According to the FDC, increased spending on roads, railways and power plants would benefit Nigeria greatly as the spending boosts economic activity, creates jobs and improves the general quality of life.
â€œOne can even say that infrastructure development is politically expedient as any progress gives the ruling administration an invaluable record of achievements.
â€œUnfortunately, Nigeria has fallen far short in attempting to tackle its infrastructure deficit, a failure that stems largely from insufficient public expenditure,â€ it added.
Driven by an oil price boom, Nigeria’s public expenditure soared in the last few decades. But capital expenditure failed to follow the same trend; instead, the focus was on recurring costs.
In 2008, the total budgeted expenditure wasN3.3 trillion, while the capital allocation wasN1.2 trillion or 37 per cent of the total budget.
By 2016, the total expenditure had increased significantly to N6.1 trillion while the capital allocation rose to just N1.6 trillion, falling to just 25 per cent of the total.
In the 2017 budget, the allocation for capital expenditure was increased to N2.24 trillion. President Muhammadu Buhari recently sought approval from the Senate to borrow $5.5 billion from the international capital market in the form of Eurobonds.
The government said it intends to use the proceeds to finance infrastructure projects such as the Mambilla hydropower dam and a second runway for the Abuja airport.
Continuing, the FDC report stressed that infrastructure development was critical for economic diversification.
â€œBridging the infrastructure deficit will be a difficult task. Nigeriaâ€™s infrastructure base in 2012 stood at 35 per cent of Gross Domestic Product (GDP), compared to 58 per cent in India and 87 per cent in South Africa.
â€œThe international benchmark is 70 per cent, double our current ratio. The good news is that we have witnessed a notable rise in recent years as the present administration implements its expansionary fiscal policy.
â€œFollowing the appalling situation in 2015, when capital expenditure was merely 10 per cent of the budget expenditure, the government has stabilised the allocation around 30 per cent, with a significant jump in absolute terms.â€
The oil price crash in 2014 precipitated a technical recession in 2016, highlighting the fragility of the Nigerian economy once again.
According to the FDC, to transform the country from an oil dependent economy to a diversified economy, the government must continue to increasingly prioritise infrastructure development that would support other key sectors such as manufacturing and tourism.
More importantly, the federal government was advised to bridge the gap between allocated amounts and what is actually disbursed.
For instance, it noted that in 2014, only 50 per cent of the projected N1.1 trillion capital expenditure was actually spent, due primarily to delays in budget ratification.
â€œIncessant cases of either budget padding or missing budgets have complicated and extended the process of passing the budget, particularly in recent years.
â€œThese delays leave little time for civil servants to actually spend the allocated money before the fiscal year comes to an end.

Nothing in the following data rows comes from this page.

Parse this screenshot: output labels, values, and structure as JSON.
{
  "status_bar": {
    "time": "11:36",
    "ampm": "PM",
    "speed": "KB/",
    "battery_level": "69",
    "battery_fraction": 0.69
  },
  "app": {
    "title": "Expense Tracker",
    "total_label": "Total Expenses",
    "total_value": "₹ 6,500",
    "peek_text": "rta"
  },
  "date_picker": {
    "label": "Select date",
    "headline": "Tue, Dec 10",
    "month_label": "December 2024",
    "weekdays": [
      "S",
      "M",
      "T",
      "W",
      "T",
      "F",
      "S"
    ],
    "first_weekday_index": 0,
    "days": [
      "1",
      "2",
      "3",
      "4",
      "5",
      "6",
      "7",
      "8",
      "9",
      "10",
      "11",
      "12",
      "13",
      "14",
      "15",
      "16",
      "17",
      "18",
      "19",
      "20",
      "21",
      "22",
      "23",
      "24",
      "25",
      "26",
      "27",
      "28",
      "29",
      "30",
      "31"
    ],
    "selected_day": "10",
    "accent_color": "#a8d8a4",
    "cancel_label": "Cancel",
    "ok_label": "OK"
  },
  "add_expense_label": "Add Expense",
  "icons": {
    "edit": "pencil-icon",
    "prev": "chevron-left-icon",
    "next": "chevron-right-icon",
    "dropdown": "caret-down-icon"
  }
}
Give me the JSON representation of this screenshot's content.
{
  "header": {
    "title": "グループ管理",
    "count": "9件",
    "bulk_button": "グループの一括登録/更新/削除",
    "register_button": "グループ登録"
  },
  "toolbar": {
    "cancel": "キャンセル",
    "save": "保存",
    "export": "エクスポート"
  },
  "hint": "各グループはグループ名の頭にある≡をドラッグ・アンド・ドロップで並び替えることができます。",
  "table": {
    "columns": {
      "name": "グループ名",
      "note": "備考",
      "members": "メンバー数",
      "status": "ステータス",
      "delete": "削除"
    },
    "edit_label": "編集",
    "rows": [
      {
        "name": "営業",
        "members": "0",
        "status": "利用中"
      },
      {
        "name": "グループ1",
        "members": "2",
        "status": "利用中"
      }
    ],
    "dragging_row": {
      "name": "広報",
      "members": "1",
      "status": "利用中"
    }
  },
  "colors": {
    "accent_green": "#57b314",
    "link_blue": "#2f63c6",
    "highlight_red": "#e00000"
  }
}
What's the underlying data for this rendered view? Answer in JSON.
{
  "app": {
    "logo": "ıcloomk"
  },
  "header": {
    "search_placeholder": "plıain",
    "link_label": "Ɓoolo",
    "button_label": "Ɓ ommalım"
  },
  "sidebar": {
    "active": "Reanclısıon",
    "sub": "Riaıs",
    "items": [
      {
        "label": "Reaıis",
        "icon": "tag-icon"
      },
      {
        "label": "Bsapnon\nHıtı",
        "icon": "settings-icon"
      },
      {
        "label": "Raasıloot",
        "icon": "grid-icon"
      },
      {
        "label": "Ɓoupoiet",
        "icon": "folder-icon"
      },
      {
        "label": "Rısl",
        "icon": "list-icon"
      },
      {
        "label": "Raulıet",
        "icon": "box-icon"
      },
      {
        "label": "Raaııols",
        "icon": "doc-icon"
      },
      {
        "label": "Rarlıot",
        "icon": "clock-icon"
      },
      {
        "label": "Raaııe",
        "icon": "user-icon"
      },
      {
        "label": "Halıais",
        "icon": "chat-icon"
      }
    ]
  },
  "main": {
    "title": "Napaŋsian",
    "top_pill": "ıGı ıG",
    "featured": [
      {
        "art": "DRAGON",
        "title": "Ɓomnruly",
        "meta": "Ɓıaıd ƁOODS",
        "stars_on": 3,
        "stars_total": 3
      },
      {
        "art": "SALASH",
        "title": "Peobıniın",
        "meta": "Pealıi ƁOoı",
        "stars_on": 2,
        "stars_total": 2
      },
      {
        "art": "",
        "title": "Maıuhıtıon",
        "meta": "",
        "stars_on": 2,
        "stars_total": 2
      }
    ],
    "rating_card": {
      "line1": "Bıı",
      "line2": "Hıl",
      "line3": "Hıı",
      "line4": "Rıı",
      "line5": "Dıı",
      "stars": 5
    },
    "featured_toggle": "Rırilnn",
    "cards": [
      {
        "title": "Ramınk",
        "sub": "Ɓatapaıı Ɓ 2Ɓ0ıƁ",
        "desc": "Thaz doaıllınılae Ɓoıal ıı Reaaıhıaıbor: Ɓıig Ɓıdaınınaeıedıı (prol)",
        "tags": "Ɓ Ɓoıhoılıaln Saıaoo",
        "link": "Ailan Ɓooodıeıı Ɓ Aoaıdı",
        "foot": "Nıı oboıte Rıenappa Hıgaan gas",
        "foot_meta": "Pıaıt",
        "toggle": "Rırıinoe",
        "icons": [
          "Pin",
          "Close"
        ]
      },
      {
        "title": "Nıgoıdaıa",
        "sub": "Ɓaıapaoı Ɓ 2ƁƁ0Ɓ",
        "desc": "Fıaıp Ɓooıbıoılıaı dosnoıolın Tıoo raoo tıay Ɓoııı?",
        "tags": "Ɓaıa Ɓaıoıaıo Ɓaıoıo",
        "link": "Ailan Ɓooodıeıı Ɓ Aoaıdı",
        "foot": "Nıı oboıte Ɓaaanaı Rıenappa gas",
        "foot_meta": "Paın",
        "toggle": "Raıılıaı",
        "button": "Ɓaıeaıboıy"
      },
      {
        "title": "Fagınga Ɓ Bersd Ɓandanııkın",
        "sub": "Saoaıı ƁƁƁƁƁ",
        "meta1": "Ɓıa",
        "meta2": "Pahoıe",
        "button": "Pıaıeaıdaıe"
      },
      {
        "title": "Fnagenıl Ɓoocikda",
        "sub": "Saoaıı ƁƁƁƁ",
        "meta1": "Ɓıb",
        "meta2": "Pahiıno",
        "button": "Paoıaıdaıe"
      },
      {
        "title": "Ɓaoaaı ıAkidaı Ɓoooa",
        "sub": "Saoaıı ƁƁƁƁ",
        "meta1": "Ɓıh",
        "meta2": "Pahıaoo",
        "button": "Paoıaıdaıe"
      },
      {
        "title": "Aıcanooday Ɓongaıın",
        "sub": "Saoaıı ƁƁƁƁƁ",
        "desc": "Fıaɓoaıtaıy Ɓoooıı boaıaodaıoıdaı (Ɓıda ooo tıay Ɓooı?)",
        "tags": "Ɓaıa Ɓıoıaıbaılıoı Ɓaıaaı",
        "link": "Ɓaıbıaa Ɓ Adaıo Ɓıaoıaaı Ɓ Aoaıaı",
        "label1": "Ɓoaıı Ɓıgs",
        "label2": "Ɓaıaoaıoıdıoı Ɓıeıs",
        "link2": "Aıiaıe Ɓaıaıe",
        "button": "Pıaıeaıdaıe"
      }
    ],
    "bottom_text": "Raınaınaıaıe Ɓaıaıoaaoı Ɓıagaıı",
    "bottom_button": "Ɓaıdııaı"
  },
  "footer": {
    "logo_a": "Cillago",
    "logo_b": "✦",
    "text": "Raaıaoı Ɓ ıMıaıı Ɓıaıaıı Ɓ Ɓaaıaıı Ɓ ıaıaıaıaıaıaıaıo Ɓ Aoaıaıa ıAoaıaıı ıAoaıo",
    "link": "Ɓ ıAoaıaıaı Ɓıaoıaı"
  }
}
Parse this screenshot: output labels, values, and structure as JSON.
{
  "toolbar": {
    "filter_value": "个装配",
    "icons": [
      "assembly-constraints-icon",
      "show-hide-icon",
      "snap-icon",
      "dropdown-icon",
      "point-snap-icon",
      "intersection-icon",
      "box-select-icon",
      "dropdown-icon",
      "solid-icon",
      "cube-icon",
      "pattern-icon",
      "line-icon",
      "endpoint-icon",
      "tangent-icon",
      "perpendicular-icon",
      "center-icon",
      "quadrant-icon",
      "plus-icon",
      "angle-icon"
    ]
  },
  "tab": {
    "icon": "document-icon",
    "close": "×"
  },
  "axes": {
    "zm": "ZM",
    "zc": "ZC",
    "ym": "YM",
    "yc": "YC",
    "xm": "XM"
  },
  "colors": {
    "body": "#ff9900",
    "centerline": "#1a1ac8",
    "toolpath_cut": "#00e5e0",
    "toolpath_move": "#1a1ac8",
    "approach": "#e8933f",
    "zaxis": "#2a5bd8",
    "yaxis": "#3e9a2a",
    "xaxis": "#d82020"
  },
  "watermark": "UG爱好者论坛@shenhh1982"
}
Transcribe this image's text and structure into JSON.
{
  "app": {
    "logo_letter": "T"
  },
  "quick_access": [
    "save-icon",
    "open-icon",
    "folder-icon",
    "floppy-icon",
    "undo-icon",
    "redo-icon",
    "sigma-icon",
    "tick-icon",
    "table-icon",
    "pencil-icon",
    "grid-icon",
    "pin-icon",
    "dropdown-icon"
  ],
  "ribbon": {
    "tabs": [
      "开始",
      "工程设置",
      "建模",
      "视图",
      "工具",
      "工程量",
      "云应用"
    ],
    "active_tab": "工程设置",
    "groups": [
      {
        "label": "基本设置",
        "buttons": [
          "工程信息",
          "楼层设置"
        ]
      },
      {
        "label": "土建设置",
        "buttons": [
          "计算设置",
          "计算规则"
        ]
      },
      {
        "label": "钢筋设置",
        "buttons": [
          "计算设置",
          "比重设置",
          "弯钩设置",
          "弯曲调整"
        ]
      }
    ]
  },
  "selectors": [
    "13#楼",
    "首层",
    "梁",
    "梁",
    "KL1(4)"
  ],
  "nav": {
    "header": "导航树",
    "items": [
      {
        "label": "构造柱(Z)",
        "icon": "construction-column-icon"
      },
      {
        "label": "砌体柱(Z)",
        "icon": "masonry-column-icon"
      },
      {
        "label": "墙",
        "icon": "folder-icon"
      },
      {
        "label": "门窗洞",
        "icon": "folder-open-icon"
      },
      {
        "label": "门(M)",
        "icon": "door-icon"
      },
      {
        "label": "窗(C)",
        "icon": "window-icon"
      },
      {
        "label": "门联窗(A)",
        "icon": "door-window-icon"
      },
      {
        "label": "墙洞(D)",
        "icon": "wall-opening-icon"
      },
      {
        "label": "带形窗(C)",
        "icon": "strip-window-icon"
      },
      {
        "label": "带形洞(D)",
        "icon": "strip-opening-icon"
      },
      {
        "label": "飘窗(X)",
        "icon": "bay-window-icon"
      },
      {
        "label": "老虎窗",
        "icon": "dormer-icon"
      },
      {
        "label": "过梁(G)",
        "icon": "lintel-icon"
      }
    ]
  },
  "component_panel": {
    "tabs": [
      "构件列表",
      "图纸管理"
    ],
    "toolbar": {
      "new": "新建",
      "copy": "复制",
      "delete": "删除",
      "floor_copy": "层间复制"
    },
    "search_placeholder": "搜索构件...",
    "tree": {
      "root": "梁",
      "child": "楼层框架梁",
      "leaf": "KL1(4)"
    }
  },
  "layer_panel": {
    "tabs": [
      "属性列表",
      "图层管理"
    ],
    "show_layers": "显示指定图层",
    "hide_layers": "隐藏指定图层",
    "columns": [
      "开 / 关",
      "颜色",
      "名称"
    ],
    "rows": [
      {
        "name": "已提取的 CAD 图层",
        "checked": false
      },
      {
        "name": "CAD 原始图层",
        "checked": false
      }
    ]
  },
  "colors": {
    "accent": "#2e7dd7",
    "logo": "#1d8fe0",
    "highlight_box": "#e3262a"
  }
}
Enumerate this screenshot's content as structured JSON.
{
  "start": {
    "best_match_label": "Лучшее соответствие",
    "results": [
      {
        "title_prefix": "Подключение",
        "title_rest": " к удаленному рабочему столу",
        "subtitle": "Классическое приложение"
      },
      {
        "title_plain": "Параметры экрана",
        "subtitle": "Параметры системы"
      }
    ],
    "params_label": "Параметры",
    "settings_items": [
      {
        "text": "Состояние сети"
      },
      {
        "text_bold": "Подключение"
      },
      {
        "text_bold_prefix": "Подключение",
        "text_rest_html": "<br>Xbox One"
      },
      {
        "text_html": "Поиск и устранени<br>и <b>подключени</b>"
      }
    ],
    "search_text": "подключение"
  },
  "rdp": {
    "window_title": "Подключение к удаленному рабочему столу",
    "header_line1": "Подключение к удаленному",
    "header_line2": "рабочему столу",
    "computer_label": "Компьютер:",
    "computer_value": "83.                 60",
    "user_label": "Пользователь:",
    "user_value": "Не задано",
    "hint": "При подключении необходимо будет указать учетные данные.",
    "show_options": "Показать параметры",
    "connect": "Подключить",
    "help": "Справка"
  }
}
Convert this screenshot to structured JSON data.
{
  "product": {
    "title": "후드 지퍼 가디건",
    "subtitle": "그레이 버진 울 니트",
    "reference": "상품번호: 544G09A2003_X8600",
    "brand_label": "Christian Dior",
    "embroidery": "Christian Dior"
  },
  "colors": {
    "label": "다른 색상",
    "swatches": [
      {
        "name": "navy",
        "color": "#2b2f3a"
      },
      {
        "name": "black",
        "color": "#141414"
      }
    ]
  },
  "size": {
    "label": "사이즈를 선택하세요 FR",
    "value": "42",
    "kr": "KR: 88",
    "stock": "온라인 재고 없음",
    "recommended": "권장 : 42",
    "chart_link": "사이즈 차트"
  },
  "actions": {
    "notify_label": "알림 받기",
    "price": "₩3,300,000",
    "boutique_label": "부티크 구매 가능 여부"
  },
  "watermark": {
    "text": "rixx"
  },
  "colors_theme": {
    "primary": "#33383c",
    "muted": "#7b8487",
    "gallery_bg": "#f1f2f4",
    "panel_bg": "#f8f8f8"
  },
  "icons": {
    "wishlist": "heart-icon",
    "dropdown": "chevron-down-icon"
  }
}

â€œThe hope is that a recent constitutional amendment bill will address this issue, reducing the ability of the president and state governors to withhold assent for bills passed by lawmakers and setting a time limit requiring the president and governors to submit annual budgets to their respective legislatures,â€ it added.